◆ **DATASET CONTENT**
◆ ◆ ◆ ◆ ◆ ◆ ◆

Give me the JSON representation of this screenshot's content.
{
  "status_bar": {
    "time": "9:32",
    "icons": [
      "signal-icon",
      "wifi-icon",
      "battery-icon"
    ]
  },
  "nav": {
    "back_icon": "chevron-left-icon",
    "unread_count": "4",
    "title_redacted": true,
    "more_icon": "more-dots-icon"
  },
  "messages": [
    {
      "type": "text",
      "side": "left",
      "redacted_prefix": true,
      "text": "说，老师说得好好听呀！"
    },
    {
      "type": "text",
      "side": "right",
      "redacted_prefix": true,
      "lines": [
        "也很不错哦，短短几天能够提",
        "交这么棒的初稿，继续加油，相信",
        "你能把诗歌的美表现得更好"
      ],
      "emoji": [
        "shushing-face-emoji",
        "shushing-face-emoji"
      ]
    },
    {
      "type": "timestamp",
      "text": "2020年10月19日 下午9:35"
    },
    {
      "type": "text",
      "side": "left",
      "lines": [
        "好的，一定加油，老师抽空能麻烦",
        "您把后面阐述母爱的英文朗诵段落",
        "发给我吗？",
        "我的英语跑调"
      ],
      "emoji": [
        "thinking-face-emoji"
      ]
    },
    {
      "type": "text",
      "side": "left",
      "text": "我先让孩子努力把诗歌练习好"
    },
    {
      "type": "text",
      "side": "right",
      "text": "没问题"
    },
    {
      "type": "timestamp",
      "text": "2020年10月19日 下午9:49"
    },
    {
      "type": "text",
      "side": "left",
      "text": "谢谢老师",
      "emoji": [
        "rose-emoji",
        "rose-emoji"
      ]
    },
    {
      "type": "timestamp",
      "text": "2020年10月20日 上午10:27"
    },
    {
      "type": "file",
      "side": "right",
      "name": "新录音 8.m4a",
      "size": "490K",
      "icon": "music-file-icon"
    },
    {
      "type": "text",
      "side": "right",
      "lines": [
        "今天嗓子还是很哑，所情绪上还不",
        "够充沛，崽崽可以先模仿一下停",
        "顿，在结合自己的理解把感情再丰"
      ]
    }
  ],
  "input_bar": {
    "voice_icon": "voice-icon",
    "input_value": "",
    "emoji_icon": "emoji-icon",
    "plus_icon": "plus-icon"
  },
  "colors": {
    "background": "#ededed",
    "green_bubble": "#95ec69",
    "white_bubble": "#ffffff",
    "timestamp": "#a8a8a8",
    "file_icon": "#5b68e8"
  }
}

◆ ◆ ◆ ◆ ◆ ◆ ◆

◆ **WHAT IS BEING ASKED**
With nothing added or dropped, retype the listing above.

◆ **TASK SOLUTION**
Give me the JSON representation of this screenshot's content.
{
  "status_bar": {
    "time": "9:32",
    "icons": [
      "signal-icon",
      "wifi-icon",
      "battery-icon"
    ]
  },
  "nav": {
    "back_icon": "chevron-left-icon",
    "unread_count": "4",
    "title_redacted": true,
    "more_icon": "more-dots-icon"
  },
  "messages": [
    {
      "type": "text",
      "side": "left",
      "redacted_prefix": true,
      "text": "说，老师说得好好听呀！"
    },
    {
      "type": "text",
      "side": "right",
      "redacted_prefix": true,
      "lines": [
        "也很不错哦，短短几天能够提",
        "交这么棒的初稿，继续加油，相信",
        "你能把诗歌的美表现得更好"
      ],
      "emoji": [
        "shushing-face-emoji",
        "shushing-face-emoji"
      ]
    },
    {
      "type": "timestamp",
      "text": "2020年10月19日 下午9:35"
    },
    {
      "type": "text",
      "side": "left",
      "lines": [
        "好的，一定加油，老师抽空能麻烦",
        "您把后面阐述母爱的英文朗诵段落",
        "发给我吗？",
        "我的英语跑调"
      ],
      "emoji": [
        "thinking-face-emoji"
      ]
    },
    {
      "type": "text",
      "side": "left",
      "text": "我先让孩子努力把诗歌练习好"
    },
    {
      "type": "text",
      "side": "right",
      "text": "没问题"
    },
    {
      "type": "timestamp",
      "text": "2020年10月19日 下午9:49"
    },
    {
      "type": "text",
      "side": "left",
      "text": "谢谢老师",
      "emoji": [
        "rose-emoji",
        "rose-emoji"
      ]
    },
    {
      "type": "timestamp",
      "text": "2020年10月20日 上午10:27"
    },
    {
      "type": "file",
      "side": "right",
      "name": "新录音 8.m4a",
      "size": "490K",
      "icon": "music-file-icon"
    },
    {
      "type": "text",
      "side": "right",
      "lines": [
        "今天嗓子还是很哑，所情绪上还不",
        "够充沛，崽崽可以先模仿一下停",
        "顿，在结合自己的理解把感情再丰"
      ]
    }
  ],
  "input_bar": {
    "voice_icon": "voice-icon",
    "input_value": "",
    "emoji_icon": "emoji-icon",
    "plus_icon": "plus-icon"
  },
  "colors": {
    "background": "#ededed",
    "green_bubble": "#95ec69",
    "white_bubble": "#ffffff",
    "timestamp": "#a8a8a8",
    "file_icon": "#5b68e8"
  }
}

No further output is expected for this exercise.